Problem details: Say how many lines of these entries include the word "your", and answer with the number alone.

Recorded information:
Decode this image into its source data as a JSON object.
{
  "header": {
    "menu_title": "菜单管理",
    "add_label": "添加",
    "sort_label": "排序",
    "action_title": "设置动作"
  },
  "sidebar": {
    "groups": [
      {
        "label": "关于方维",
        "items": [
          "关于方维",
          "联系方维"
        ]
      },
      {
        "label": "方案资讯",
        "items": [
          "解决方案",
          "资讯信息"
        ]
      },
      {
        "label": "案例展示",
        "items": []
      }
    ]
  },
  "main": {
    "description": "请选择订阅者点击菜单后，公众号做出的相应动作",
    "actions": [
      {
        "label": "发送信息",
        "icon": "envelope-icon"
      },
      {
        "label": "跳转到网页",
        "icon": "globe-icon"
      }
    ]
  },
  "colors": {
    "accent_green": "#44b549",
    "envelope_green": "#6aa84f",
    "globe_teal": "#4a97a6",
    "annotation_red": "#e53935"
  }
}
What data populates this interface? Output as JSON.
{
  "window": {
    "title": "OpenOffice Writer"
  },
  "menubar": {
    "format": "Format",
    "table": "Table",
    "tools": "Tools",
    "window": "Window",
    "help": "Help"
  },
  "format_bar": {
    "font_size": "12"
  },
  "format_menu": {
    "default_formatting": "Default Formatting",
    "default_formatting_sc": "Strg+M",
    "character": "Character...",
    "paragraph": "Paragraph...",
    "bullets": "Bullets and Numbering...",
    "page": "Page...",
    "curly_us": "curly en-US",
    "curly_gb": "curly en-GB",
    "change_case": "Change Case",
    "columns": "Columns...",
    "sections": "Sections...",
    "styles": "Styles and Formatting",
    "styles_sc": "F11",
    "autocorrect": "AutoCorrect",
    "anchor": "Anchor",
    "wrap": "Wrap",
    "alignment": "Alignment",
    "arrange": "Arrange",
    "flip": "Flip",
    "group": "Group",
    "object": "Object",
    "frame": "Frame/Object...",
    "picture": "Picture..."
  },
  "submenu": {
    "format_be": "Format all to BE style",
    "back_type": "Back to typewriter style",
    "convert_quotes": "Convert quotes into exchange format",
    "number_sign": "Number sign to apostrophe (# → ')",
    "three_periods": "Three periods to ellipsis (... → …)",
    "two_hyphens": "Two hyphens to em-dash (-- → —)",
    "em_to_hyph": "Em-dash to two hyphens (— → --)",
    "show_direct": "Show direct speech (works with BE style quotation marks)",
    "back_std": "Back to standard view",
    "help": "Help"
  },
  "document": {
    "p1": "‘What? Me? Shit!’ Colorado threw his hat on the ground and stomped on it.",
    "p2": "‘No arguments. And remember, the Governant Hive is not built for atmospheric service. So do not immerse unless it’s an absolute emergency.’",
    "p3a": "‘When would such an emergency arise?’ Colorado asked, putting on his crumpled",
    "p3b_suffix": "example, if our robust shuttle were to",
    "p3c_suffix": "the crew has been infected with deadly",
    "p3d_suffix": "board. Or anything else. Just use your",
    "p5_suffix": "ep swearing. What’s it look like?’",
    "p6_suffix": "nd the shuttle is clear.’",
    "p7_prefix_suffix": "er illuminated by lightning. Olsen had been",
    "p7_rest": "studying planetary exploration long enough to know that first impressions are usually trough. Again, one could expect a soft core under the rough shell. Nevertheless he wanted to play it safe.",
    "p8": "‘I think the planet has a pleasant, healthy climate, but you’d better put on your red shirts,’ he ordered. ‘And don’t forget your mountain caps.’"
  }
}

Answer to this problem: 2